First up is the Tamworth based garage rock two piece, You Dirty Blue. Well established on the local live circuit, Birmingham Review happened across You Dirty Blue at Centrala back in July 2017 – as they joined a pretty stellar line up at The Hungry Ghost’s ‘Amerika/Lazaro’ single launch.
Although sandwiched by the great and good, You Dirty Blue were one of the stand out acts from the evening – with the gloriously raw yet proficient edges that any true DIY artist needs to make their mark. We became hooked. And a few months later we got to sink our teeth in a little deeper, as You Dirty Blue released their ‘monstrous debut’ EP, Tough Crowd, just before Christmas. In short, we gave it a resounding thumbs up… with a cheeky middle finger thrown in for good measure. But again you can always read our Birmingham Review of Tough Crowd for yourself, just click here. Pah… independent thought is for suckers.

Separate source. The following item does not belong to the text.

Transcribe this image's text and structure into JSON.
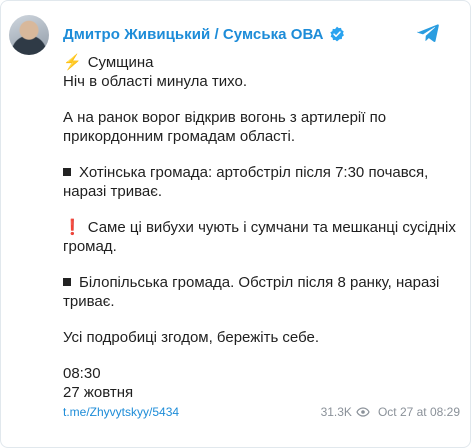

Second support for the night comes from P.E.T – ‘Birmingham’s rising punk balloon’… for want of a better expression. But that they are; P.E.T are the new kids on the Brummie block and have already racked up a few decent support gigs and industry endorsements since forming in late 2017.
In your face, feisty, not shy of screaming into the microphone, P.E.T are the essence of post-punk punk. But they’ve got the smarts to go with it – citing an impressive list of influences that many older (self-declared) aficionados wouldn’t have in their cultural cache. Go ahead, test it, ask P.E.T “…do you know a band called The Slits?” and see what happens.
Plus, they’ve got all the raw bolshiness that you can get from a band who just love playing and performing – you ‘aint going to see P.E.T on a stage and forget about them in a hurry, especially if your standing at the front. But we think they’re mostly harmless. At least, no one’s been injured yet. Not visibly. Keep an eye out for P.E.T though, we sense curious times ahead.
And as a picture paints a thousand words, and there’s nearly that above us already, we though we’d end with a few moving image reminders of Rews. Too tough to pick one song, so we’ve gone for two – one recorded, one live. Viddy below my droogs and we’ll see you at the Hare & Hounds on 22nd March:
‘Your Tears’ – Rews
‘Can You Feel It?’ – Rews (live at Hawley Arms for Camden Rocks)
Rews perform at the Hare & Hounds (Kings Heath) on Thursday 22nd March, with support from You Dirty Blue and P.E.T – as presented by Metropolis Music and Birmingham Review. For direct event information and online ticket sales, visit http://bit.ly/2FL53hm
For more on Rews, visit www.rewsmusic.com
For more on P.E.T, visit www.facebook.com/petbanduk
For more from Metropolis Music, visit www.metropolismusic.com